Susan Wojcicki is CEO of YouTube and arguably the most powerful woman on the internet. According to Silicon Valley lore, Wojcicki began her rapid ascendency as the landlady of Larry Page and Sergey Brin. In 1998, the founders of Google rented the garage and two rooms of her house near Palo Alto, California. Wojcicki subsequently became one of Google's first employees, starting as the company's marketing manager, before she was responsible for turning Google into the king of digital advertising. In 2006, she added to her success by convincing Page and Brin to buy a video-sharing platform called YouTube. Since 2014, she has served as YouTube's CEO, overseeing its tremendous growth. Prior to Google, she had been employed by Intel Corporation, Bain & Co., and R.B. Webber & Co. Today, the high-powered tech executive boasts an estimated net worth in excess of $800 million and is continually included on various "Most Powerful Women" lists around the world.
A humanities major at Harvard, Wojcicki didn't take her first computer science class until she was a senior. She originally planned on getting a PhD in economics and pursuing a career in academia. But all of that changed after she discovered an interest in technology.
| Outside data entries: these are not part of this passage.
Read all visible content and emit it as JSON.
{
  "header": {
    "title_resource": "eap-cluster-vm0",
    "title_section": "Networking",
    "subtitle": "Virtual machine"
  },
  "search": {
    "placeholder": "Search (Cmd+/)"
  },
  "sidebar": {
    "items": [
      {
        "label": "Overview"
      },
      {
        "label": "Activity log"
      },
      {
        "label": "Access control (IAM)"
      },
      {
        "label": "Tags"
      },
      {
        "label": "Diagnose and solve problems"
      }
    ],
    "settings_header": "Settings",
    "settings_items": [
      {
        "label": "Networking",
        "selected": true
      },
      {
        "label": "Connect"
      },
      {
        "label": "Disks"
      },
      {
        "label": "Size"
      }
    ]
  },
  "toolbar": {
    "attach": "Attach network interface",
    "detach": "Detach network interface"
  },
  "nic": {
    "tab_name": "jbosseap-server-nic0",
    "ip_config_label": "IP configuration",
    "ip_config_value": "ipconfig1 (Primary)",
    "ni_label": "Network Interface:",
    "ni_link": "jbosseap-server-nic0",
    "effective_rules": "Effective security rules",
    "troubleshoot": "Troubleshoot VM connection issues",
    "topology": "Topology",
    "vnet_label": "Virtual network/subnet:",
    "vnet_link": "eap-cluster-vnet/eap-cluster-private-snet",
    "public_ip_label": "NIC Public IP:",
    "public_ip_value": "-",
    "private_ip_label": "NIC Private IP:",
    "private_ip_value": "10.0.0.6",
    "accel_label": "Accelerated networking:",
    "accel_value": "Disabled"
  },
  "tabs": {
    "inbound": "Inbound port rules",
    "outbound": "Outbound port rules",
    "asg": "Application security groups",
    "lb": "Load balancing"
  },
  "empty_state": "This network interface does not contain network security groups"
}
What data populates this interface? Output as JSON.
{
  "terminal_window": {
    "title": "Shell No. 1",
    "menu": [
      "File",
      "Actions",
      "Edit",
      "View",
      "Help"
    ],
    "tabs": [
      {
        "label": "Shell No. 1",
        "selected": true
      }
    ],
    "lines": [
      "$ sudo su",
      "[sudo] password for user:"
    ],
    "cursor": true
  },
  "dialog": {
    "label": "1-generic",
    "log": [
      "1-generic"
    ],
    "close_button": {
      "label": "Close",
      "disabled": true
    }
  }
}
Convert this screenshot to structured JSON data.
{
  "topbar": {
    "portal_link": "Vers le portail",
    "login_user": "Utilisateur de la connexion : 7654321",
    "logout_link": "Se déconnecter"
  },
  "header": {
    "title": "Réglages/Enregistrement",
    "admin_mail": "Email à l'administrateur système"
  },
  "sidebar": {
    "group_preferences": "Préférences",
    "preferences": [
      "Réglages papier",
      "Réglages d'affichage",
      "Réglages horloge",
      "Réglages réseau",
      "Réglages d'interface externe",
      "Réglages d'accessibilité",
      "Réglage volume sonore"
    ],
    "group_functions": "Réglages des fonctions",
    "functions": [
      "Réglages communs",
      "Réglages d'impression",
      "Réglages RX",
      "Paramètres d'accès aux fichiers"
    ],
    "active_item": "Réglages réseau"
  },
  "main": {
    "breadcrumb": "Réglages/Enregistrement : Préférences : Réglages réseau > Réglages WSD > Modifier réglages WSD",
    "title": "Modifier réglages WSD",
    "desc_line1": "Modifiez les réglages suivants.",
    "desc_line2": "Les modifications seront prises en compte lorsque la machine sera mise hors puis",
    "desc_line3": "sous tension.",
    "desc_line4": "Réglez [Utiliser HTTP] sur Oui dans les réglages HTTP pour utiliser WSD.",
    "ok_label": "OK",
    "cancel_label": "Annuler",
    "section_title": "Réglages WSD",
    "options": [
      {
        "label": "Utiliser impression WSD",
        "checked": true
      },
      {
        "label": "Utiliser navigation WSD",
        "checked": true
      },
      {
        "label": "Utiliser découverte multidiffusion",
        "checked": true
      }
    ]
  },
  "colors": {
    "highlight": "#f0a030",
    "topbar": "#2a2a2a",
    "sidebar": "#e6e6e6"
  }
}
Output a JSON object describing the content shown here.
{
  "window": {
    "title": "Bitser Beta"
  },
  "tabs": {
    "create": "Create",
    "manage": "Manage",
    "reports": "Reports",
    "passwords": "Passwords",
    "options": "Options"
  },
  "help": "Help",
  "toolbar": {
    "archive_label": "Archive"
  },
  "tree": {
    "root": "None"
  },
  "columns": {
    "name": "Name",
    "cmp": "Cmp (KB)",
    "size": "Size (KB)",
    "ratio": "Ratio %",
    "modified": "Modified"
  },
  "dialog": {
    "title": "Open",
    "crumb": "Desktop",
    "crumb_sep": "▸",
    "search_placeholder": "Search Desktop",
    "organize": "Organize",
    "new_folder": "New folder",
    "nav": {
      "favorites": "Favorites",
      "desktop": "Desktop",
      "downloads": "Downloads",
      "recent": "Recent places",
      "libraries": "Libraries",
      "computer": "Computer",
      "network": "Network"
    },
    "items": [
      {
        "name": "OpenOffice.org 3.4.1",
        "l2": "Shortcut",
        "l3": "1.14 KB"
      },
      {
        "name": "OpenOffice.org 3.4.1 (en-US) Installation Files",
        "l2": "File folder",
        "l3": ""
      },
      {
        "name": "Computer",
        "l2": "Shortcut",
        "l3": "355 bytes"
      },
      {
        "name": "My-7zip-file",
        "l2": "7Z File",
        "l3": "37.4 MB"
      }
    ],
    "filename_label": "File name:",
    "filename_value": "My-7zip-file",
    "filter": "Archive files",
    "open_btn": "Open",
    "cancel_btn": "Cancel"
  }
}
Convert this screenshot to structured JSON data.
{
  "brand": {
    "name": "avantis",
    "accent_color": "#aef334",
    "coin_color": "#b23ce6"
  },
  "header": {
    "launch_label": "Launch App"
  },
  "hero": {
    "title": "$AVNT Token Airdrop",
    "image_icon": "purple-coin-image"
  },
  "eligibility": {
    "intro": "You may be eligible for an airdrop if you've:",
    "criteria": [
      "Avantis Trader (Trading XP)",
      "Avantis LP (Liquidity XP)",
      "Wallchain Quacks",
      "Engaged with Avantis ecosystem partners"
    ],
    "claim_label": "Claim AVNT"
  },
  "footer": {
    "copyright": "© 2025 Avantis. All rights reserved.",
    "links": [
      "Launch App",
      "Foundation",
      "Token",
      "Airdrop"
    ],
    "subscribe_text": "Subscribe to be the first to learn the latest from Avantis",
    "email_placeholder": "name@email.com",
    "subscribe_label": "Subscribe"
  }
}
Thinking that she should "learn something about computers" before graduating, she signed up for her first computer science class at Harvard: CS50. In a 2014 video sent to Harvard CS50 students, the CEO shared her thoughts on the importance of her college experiences in Cambridge. "CS50 changed my life. I continue to learn and build; it gave me a great foundation . . . I think it's so wonderful that you all are taking it, because that's how the world is going to change."
Unfortunately, as a senior, Wojcicki was too far along in her studies to change majors. But she did graduate with honors in 1990, earning a bachelor's degree in history and literature.
More recently, the Silicon Valley superstar showed that she is as generous as she is brilliant. In 2020, it was announced that The Harvard Data Science Initiative (HDSI) had received a $2 million gift from Wojcicki and her husband. The generous donation was given to help support HDSI Postdoctoral Fellows. In honor of her gift, two incoming Fellows each year will be identified as the Wojcicki Troper HDSI Postdoctoral Fellows, ensuring that her legacy will continue to grow.